Peppers, sweet or hot, are packed full of great nutrition and are extremely versatile ingredients. Bell peppers are a favorite pepper for many and appeal to a wide range of people because, while they still have a bite, they are much sweeter since they lack capsaicin (compound responsible for the "heat" in hot peppers like jalapeno and Serrano).
Bell peppers come in a rainbow of colors from green to red to even cream colored or purple. The color of a pepper determines its level of maturity/ripeness, flavor, and nutrient content. The longer a bell pepper matures, the sweeter and milder it becomes. For example, a red bell pepper is simply a matured green bell pepper. This is why red peppers are sweeter than green.
Peppers in general are excellent sources of vitamin A and C which are antioxidants that support immune function, may reduce inflammation, and can help prevent cancer and other diseases. However, red bell peppers really pack a punch when it comes to these vitamins and have 9 times MORE vitamin A and 2 times MORE vitamin C than green bell peppers! Don’t rule out green bell peppers though; they still provide over 200% of the recommended daily intake for vitamin C. Take a look at the nutrition facts below comparing green, red, and yellow bell peppers and you’ll see how the vitamin content varies widely based on the color and maturity of the pepper.
Pick Your Own Peppers
Want to grow your own peppers at home?
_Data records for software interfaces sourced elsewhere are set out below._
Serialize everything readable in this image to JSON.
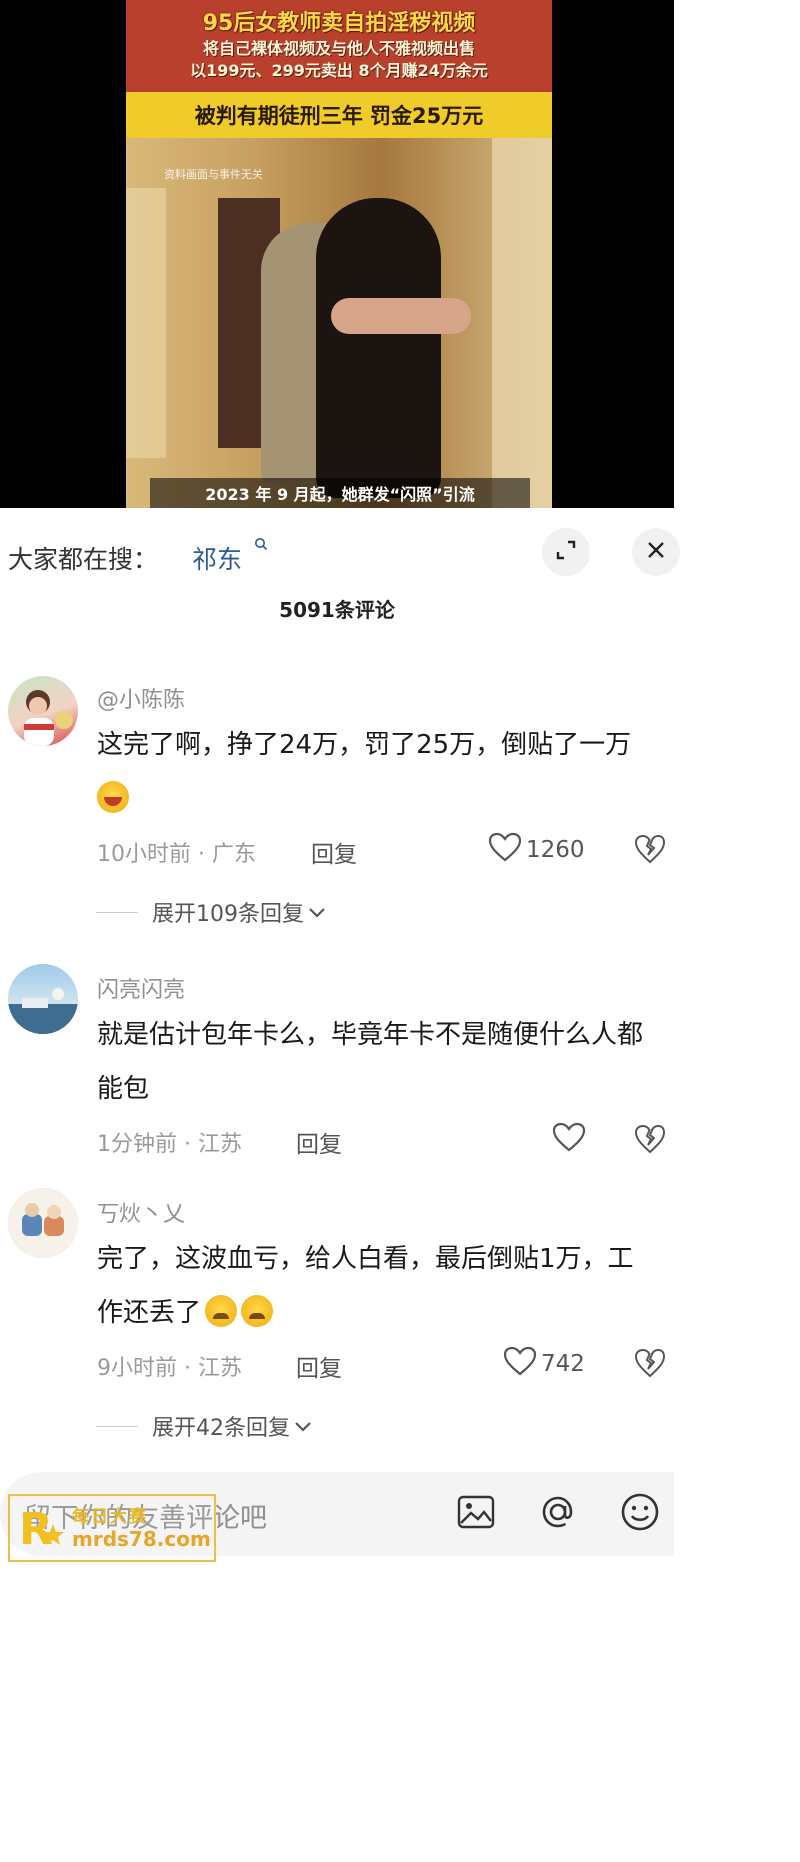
{
  "video": {
    "banner_line1": "95后女教师卖自拍淫秽视频",
    "banner_line2": "将自己裸体视频及与他人不雅视频出售",
    "banner_line3": "以199元、299元卖出 8个月赚24万余元",
    "verdict": "被判有期徒刑三年 罚金25万元",
    "disclaimer": "资料画面与事件无关",
    "caption": "2023 年 9 月起，她群发“闪照”引流"
  },
  "search": {
    "label": "大家都在搜：",
    "term": "祁东"
  },
  "comment_count": "5091条评论",
  "comments": [
    {
      "username": "@小陈陈",
      "text": "这完了啊，挣了24万，罚了25万，倒贴了一万",
      "time_location": "10小时前 · 广东",
      "reply_label": "回复",
      "likes": "1260",
      "expand_label": "展开109条回复"
    },
    {
      "username": "闪亮闪亮",
      "text": "就是估计包年卡么，毕竟年卡不是随便什么人都能包",
      "time_location": "1分钟前 · 江苏",
      "reply_label": "回复",
      "likes": ""
    },
    {
      "username": "丂炏丶乂",
      "text": "完了，这波血亏，给人白看，最后倒贴1万，工作还丢了",
      "time_location": "9小时前 · 江苏",
      "reply_label": "回复",
      "likes": "742",
      "expand_label": "展开42条回复"
    }
  ],
  "input": {
    "placeholder": "留下你的友善评论吧"
  },
  "watermark": {
    "line1": "每日大赛",
    "line2": "mrds78.com"
  },
  "colors": {
    "accent_link": "#2a5d94",
    "banner_red": "#b8402c",
    "verdict_yellow": "#f0cc2a"
  }
}
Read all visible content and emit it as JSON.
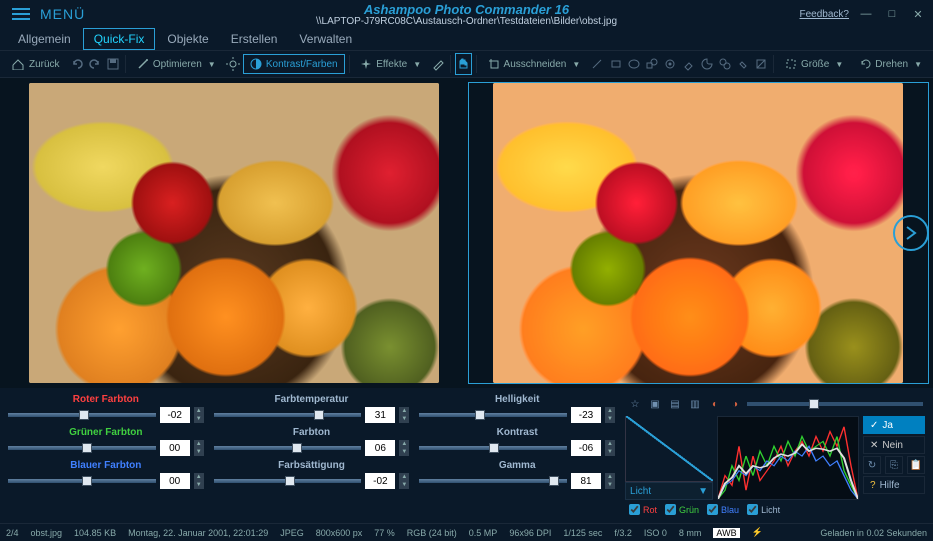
{
  "titlebar": {
    "menu": "MENÜ",
    "appTitle": "Ashampoo Photo Commander 16",
    "path": "\\\\LAPTOP-J79RC08C\\Austausch-Ordner\\Testdateien\\Bilder\\obst.jpg",
    "feedback": "Feedback?"
  },
  "tabs": {
    "items": [
      "Allgemein",
      "Quick-Fix",
      "Objekte",
      "Erstellen",
      "Verwalten"
    ],
    "active": 1
  },
  "toolbar": {
    "back": "Zurück",
    "optimize": "Optimieren",
    "contrast": "Kontrast/Farben",
    "effects": "Effekte",
    "cut": "Ausschneiden",
    "size": "Größe",
    "rotate": "Drehen"
  },
  "sliders": {
    "col1": [
      {
        "label": "Roter Farbton",
        "color": "red",
        "value": "-02"
      },
      {
        "label": "Grüner Farbton",
        "color": "green",
        "value": "00"
      },
      {
        "label": "Blauer Farbton",
        "color": "blue",
        "value": "00"
      }
    ],
    "col2": [
      {
        "label": "Farbtemperatur",
        "color": "",
        "value": "31"
      },
      {
        "label": "Farbton",
        "color": "",
        "value": "06"
      },
      {
        "label": "Farbsättigung",
        "color": "",
        "value": "-02"
      }
    ],
    "col3": [
      {
        "label": "Helligkeit",
        "color": "",
        "value": "-23"
      },
      {
        "label": "Kontrast",
        "color": "",
        "value": "-06"
      },
      {
        "label": "Gamma",
        "color": "",
        "value": "81"
      }
    ]
  },
  "histogram": {
    "select": "Licht",
    "checks": {
      "rot": "Rot",
      "grun": "Grün",
      "blau": "Blau",
      "licht": "Licht"
    }
  },
  "sidebuttons": {
    "ja": "Ja",
    "nein": "Nein",
    "hilfe": "Hilfe"
  },
  "statusbar": {
    "index": "2/4",
    "filename": "obst.jpg",
    "filesize": "104.85 KB",
    "date": "Montag, 22. Januar 2001, 22:01:29",
    "format": "JPEG",
    "dims": "800x600 px",
    "zoom": "77 %",
    "colordepth": "RGB (24 bit)",
    "mp": "0.5 MP",
    "dpi": "96x96 DPI",
    "shutter": "1/125 sec",
    "aperture": "f/3.2",
    "iso": "ISO 0",
    "focal": "8 mm",
    "awb": "AWB",
    "flash": "⚡",
    "loadtime": "Geladen in 0.02 Sekunden"
  }
}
Good news, they’re easy to grow and a favorite for many gardeners!
- Peppers grow best in warm weather after the threat of frost has passed and temperatures stay above 50 degrees at night (generally late May to early June are ideal planting times).
- Peppers can be planted in pots or in the ground. If planting in the ground, place seeds 14-18 inches apart.
- Fertilize the soil and apply supplemental fertilizer, as needed, as they start to grow.
- Water plants regularly, keeping them moist. Watering is especially needed during our 100 degree weeks in July!
When you’re ready to harvest, cut peppers off the vine to avoid damaging the plant. Bell peppers are often harvested when they are green but if you want sweeter peppers, leave them on the vine to ripen; they will eventually turn red if left to mature.
Now that you’ve got an endless supply of peppers growing in your backyard (or purchased from a local farmers market or grocery store), it’s time to get cooking! Peppers go great in a wide variety of recipes and add a pop of color to any dish. Serve them raw, roasted, sautéed, or grilled. Try this fun twist on Philly Cheese Steaks for a new way to serve bell peppers; it’s sure to be a new family favorite!
Philly Cheese-Stuffed Peppers
Recipe Adapted from: Peace+Love+LowCarb
1 pkg (6oz) thinly sliced deli roast beef*
4 slices reduced-fat provolone cheese
4 medium bell peppers, any color
1 large onion
1 pkg (8oz) sliced mushrooms
1 Tbsp extra virgin olive oil
1 Tbsp minced garlic
Salt and pepper, to taste
- Preheat oven to 400° F. Cut the tops off the peppers and remove the ribs and seeds. Reserve tops.
- Dice reserved tops of peppers and onion. Over medium-high heat, sauté pepper tops, onion, and mushrooms with olive oil, garlic, salt and pepper until vegetables start to become tender and onions translucent.
- Slice roast beef into thin strips and add to the onion/mushroom/pepper mixture. Let cook for 5-10 minutes, or until heated through.
- Line the bottom of each bell pepper with ½ slice of provolone cheese. You can also use shredded provolone cheese.
- Fill fully with roast beef mixture.
- Top each pepper with other ½ slice of provolone cheese.
- Bake 25-30 minutes or until cheese is melted and peppers are tender.
Notes: Green bell peppers are traditionally used in Philly Cheese Steaks, but any color pepper (red, green, yellow, and/or orange) tastes great with this recipe.
For a printer friendly recipe, click here.
*Try to purchase deli meats that do not have added preservatives, nitrates, nitrites, or other unnecessary ingredients. Hormel Natural Choice and Applegate Naturals both have natural deli roast beef and are available locally in stores.
Pennsylvania Nutrition Education Network, Pepper Newsletter, http://www.panen.org/snap/peppers